U.K. Stocks Advance on China Data, Trimming Weekly DropAlexis Xydias
U.K. stocks advanced for a second day, paring the benchmark FTSE 100 Index’s weekly decline, after a report showed China’s industrial output rose more than estimated in July.
Randgold Resources Ltd. led commodity producers higher amid signs of growing demand from the world’s second-biggest economy. BHP Billiton Ltd. and Rio Tinto Group, the world’s largest mining companies, rallied more than 3 percent. Standard Life Plc declined 3.3 percent as analysts raised concern about the insurer’s earnings.
The FTSE 100 gained 53.71 points, or 0.8 percent, to 6,583.39 at the close in London, paring the retreat this week to 1 percent. The gauge has rallied 9.2 percent from a low on June 24 as the U.S. Federal Reserve said it remains flexible on the pace of bond buying and the European Central Bank and the Bank of England signaled interest rates will remain low for an extended period. The broader FTSE All-Share Index added 0.7 percent today, while Ireland’s ISEQ Index increased 0.9 percent.
“If the recent Chinese data can be moved into their GDP, confidence can come back,” Justin Harris, head of trading at Guardian Stockbrokers in London, said in a phone interview. “Mining stocks’ performance has been very weak this year and we expect them to gather pace into September. We are buying any weakness we get.”
China’s factory production increased 9.7 percent in July from a year earlier, the National Bureau of Statistics said today in Beijing. Retail sales advanced 13.2 percent while fixed-asset investment excluding rural households grew 20.1 percent in the first seven months of the year. Consumer prices rose 2.7 percent last month.
“It feels likes it has been a long time since markets have received a boost from Chinese data surprises,” Jim Reid, a strategist at Deutsche Bank AG in London, wrote in a note. “The Chinese data flow has shown some tentative signs of stabilizing in the last month or so.”
China’s exports and imports rebounded by more than estimated last month, the General Administration of Customs said yesterday. The Shanghai Composite Index dropped 13 percent in the first half of the year on concern the Asian economy was slowing faster than expected. China is the world’s largest consumer of metals.
The FTSE All-Share Mining Index rose 3 percent. Randgold, a producer of the metal in Africa, advanced 6.8 percent to 4,722 pence. Fresnillo Plc, which operates silver and gold mines in Mexico, rallied 8.2 percent to 1,035 pence.
BHP Billiton climbed 3.4 percent to 1,963.5 pence and Rio Tinto surged 5 percent to 3,167.5 pence.
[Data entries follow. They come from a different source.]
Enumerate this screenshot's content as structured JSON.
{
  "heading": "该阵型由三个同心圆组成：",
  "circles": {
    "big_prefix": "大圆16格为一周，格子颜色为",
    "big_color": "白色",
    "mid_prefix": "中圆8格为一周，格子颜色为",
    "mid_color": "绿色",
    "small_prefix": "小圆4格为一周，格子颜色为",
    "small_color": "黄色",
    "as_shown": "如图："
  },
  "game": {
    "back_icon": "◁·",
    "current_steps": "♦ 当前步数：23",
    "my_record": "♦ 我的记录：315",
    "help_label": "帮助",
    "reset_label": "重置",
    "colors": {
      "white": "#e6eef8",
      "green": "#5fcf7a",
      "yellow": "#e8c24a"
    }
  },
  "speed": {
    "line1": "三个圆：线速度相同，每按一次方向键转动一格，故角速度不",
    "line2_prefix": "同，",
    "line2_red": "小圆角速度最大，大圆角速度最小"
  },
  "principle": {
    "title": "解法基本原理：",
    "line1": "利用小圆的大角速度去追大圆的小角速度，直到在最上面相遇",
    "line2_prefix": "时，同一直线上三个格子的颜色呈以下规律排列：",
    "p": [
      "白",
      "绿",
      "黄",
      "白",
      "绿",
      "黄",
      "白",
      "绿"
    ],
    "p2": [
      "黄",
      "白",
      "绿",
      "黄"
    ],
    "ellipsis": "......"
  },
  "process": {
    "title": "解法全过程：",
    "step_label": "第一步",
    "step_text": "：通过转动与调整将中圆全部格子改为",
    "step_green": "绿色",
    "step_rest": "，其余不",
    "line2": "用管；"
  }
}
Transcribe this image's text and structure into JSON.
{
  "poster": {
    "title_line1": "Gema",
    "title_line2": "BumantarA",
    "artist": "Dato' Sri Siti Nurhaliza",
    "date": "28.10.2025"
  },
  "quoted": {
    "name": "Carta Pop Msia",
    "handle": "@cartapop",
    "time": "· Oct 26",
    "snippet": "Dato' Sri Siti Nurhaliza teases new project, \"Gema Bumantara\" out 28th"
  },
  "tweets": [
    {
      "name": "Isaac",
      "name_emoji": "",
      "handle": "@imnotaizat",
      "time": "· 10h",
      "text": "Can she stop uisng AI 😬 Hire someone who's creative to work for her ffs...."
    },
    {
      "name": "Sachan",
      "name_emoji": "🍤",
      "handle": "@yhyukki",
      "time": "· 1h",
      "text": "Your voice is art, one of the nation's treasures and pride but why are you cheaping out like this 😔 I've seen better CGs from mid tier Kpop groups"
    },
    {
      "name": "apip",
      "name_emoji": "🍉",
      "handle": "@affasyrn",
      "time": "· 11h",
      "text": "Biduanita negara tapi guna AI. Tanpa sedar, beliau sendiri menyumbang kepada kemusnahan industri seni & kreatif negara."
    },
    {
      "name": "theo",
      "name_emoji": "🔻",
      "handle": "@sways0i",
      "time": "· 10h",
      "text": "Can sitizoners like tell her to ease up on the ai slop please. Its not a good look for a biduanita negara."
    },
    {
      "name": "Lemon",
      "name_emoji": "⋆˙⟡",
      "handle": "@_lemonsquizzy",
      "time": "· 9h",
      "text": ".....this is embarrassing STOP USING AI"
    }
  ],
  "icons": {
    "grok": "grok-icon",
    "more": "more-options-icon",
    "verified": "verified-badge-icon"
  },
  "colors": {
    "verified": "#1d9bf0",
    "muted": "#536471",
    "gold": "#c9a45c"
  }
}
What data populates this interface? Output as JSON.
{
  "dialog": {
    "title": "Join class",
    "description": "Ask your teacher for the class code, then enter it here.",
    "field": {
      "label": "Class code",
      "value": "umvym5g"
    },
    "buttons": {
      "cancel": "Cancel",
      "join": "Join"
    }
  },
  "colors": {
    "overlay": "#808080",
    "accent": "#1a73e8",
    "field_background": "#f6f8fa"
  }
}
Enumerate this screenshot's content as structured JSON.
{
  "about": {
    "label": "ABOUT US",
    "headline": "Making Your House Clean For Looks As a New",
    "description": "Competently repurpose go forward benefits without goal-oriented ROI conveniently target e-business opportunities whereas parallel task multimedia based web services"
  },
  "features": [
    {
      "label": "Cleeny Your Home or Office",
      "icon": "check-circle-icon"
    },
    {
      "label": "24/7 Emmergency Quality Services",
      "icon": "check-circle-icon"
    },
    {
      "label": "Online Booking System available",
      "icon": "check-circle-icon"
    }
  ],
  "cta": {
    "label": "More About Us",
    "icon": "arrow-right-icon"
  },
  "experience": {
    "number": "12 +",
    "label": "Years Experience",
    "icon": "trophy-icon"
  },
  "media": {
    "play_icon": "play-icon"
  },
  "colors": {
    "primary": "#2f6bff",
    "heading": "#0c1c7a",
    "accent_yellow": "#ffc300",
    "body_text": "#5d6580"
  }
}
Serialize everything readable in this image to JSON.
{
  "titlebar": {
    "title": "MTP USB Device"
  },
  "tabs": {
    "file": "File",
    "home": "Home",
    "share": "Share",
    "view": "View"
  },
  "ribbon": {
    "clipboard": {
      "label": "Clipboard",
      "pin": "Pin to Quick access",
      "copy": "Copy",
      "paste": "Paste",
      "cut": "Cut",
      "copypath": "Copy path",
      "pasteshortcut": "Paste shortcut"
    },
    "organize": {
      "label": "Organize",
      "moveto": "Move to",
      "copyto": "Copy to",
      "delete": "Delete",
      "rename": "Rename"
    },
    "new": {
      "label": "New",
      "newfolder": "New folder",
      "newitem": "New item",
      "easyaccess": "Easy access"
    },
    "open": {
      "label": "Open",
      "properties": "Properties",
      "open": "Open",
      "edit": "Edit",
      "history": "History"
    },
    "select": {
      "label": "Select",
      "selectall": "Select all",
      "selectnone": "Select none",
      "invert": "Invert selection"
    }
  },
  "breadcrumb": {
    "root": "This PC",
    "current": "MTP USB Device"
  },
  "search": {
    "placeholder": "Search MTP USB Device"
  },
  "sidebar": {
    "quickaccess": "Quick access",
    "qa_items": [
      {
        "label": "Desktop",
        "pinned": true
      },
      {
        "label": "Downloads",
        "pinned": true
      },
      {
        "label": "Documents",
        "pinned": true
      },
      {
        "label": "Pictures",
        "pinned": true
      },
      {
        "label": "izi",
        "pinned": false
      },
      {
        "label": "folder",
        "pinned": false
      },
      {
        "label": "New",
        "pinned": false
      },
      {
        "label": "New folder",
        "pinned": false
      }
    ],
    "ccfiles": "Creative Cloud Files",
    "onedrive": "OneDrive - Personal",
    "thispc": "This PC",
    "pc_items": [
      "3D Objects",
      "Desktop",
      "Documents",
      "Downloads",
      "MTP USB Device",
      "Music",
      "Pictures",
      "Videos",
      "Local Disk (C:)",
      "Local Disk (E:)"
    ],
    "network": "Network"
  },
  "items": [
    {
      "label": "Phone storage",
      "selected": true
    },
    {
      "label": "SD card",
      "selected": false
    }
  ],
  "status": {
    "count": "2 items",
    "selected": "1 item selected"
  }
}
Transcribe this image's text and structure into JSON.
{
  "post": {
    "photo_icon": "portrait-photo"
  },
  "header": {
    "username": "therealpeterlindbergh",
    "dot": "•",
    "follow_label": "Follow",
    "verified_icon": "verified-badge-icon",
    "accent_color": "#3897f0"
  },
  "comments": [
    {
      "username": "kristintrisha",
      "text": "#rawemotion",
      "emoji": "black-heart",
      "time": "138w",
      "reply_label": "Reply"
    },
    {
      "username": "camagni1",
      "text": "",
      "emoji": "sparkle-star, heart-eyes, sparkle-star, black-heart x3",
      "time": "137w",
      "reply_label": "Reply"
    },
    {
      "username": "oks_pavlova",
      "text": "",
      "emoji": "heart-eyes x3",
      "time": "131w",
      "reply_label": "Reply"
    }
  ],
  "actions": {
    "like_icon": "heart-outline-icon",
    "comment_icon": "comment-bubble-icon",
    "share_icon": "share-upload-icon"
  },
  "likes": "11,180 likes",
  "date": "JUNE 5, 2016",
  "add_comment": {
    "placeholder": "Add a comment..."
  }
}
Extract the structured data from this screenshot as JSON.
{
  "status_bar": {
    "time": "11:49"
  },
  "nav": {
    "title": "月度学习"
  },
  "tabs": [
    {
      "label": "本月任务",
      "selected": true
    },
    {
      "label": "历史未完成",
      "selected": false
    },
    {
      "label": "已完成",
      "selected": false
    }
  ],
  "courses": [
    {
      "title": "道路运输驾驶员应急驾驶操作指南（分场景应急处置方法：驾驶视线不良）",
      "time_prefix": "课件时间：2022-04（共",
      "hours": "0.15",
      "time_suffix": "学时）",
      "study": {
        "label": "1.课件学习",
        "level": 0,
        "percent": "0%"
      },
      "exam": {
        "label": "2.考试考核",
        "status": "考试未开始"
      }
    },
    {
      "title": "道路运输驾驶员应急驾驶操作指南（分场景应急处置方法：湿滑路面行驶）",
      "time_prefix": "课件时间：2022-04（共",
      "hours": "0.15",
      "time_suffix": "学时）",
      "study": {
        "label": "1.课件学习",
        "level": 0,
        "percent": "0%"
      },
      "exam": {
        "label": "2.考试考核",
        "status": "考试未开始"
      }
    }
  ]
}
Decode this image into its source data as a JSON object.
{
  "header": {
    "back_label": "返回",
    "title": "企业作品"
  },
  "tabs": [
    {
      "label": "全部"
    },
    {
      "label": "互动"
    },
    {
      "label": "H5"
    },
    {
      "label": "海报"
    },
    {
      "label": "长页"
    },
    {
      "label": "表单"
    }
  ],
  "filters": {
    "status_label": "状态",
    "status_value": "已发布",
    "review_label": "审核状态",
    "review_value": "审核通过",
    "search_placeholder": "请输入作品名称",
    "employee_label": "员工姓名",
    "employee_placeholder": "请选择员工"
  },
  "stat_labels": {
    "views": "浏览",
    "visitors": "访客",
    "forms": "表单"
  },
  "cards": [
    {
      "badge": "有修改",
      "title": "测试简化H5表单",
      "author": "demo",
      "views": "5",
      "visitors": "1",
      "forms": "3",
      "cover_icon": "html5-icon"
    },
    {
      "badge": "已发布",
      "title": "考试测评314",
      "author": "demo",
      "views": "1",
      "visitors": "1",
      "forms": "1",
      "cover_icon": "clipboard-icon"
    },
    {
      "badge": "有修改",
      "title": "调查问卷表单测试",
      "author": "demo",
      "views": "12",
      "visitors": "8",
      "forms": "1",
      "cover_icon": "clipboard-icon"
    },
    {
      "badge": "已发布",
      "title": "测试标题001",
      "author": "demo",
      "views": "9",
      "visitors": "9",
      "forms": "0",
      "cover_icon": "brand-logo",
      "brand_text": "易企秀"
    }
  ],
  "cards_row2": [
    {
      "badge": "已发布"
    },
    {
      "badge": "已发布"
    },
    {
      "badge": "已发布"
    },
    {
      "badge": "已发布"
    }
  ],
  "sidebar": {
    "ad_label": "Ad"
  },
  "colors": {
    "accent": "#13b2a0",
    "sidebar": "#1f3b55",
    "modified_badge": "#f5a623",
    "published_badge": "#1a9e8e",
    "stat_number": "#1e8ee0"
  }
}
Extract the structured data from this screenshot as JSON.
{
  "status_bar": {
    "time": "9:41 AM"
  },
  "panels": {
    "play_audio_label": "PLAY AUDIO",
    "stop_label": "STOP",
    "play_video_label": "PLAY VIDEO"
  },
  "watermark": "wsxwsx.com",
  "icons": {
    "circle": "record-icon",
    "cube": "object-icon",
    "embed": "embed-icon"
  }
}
The Standard & Poor’s GSCI Index of raw materials rose 0.9 percent at 5:07 p.m. in London, after five sessions of losses.
The Stoxx 600 Basic Resource Index, a gauge of mining shares in Europe, has fallen 15 percent this year, the worst performance among 19 industries in the Stoxx Europe 600 Index.
Standard Life, Scotland’s biggest insurer, dropped 3.3 percent to 365 pence. The shares fell 2.6 percent yesterday after the company reported first-half earnings.
“We are encouraged by the fact that management is cutting costs, but we question whether the company can continue to do this faster than the gross revenue margin decline we expect due to increased transparency and competition in the industry,” a team of analysts at Societe Generale SA wrote in a report today.
The number of shares trading hands on FTSE 100-listed companies was in line with the average of the past 30 days, data compiled by Bloomberg show.